• _The task_
Tell how many lines in the records contain the word "JSON"; the number alone is the answer.

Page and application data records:
========

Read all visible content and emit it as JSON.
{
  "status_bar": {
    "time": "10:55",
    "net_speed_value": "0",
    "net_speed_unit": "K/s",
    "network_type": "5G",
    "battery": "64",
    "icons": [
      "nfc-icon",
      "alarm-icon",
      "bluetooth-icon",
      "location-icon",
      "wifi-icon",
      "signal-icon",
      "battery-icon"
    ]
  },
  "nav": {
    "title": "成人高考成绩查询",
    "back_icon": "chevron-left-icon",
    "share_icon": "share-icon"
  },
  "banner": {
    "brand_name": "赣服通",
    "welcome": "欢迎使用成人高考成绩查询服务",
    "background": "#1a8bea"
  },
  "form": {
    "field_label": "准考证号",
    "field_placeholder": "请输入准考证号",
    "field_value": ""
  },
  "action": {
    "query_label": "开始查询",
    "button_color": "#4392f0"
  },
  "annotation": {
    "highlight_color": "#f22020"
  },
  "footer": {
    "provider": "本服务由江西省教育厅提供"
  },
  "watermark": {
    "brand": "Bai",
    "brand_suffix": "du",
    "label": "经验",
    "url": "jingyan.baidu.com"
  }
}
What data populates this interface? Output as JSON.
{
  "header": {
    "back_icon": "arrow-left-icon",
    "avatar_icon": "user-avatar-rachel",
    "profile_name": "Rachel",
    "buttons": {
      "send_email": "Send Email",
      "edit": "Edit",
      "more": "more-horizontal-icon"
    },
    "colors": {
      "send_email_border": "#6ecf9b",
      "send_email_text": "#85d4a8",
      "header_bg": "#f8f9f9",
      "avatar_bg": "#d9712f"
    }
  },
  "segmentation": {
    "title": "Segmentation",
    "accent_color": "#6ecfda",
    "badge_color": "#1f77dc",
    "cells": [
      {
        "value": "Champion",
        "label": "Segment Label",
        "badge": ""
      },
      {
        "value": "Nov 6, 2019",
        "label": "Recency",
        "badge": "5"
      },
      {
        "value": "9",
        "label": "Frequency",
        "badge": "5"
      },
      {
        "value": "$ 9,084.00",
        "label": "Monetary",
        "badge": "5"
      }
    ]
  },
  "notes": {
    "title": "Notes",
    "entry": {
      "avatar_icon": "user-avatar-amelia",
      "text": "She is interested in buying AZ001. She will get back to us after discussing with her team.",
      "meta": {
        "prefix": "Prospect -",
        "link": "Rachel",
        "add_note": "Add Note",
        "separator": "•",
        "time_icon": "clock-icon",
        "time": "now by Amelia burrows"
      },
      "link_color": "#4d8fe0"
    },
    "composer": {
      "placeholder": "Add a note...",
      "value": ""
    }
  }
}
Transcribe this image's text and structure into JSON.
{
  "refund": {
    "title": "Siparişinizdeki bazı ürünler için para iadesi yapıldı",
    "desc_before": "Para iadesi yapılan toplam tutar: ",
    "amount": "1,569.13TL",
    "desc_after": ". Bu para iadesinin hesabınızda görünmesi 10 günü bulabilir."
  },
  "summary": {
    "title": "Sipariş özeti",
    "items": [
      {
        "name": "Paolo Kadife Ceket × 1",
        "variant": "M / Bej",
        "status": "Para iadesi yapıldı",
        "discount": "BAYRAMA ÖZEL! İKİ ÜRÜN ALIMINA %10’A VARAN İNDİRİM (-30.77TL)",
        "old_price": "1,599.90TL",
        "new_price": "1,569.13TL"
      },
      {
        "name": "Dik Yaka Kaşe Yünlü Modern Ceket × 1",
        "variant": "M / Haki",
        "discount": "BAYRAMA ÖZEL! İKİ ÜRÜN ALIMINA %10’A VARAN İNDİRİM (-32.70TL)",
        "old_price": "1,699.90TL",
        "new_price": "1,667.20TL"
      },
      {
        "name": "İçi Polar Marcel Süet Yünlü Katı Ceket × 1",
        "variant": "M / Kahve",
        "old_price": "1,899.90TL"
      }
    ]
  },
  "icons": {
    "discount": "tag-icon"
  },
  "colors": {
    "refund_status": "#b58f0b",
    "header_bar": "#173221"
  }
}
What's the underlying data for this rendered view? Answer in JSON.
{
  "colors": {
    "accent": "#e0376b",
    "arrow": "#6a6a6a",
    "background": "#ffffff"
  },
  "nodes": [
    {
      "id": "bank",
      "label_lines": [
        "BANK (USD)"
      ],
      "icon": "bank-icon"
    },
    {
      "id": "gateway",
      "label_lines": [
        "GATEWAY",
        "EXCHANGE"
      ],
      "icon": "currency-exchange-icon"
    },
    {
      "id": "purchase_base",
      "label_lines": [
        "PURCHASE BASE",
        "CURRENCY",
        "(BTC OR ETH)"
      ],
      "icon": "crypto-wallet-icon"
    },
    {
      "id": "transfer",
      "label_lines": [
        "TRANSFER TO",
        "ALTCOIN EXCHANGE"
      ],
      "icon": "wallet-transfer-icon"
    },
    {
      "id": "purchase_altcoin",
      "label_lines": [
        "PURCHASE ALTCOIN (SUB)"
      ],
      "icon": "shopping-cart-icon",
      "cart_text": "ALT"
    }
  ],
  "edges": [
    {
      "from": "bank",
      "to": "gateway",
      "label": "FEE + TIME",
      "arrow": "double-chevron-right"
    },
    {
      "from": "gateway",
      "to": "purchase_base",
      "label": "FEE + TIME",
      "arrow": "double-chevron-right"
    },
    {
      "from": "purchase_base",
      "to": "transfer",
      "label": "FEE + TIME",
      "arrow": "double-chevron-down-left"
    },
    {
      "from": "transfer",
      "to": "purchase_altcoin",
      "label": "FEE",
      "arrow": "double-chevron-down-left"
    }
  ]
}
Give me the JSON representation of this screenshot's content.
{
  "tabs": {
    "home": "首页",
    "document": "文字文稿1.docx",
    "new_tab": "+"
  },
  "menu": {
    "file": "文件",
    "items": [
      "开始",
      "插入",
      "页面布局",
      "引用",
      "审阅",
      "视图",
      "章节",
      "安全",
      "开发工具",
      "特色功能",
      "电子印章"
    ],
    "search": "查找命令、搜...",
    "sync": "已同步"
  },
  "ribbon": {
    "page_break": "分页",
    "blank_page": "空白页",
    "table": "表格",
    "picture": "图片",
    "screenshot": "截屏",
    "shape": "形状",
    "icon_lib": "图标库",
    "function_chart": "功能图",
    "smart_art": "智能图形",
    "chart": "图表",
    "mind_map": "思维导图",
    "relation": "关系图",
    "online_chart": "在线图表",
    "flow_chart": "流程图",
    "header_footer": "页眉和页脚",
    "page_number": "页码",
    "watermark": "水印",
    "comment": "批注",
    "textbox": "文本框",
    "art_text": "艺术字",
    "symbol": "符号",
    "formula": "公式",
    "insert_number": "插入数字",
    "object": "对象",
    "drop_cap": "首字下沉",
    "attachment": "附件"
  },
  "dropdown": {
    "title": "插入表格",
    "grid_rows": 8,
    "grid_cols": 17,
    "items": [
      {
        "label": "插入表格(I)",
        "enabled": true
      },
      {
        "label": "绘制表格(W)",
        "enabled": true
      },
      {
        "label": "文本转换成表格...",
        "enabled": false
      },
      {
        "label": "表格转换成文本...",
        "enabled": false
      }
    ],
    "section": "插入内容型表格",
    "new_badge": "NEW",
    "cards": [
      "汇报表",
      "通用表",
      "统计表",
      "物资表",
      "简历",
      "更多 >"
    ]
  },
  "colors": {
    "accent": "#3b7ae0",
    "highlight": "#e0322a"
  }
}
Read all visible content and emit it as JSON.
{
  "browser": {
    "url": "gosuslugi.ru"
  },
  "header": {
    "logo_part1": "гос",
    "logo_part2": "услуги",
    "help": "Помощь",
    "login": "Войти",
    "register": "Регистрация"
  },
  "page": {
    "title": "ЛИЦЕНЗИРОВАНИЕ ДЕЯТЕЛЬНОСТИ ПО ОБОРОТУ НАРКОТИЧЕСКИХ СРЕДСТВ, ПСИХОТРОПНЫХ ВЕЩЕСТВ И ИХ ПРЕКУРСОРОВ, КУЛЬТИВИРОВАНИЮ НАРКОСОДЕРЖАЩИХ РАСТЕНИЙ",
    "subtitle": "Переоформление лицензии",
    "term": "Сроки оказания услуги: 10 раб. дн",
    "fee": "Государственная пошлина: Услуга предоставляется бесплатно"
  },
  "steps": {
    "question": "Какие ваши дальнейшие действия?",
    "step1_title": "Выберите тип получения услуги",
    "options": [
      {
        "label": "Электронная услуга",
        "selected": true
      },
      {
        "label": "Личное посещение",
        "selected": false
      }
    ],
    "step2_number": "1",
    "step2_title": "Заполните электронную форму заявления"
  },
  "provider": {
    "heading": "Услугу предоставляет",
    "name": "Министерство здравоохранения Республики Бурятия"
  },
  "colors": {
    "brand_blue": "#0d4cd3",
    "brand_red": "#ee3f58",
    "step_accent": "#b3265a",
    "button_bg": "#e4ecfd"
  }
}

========

• _Solution for this problem_
6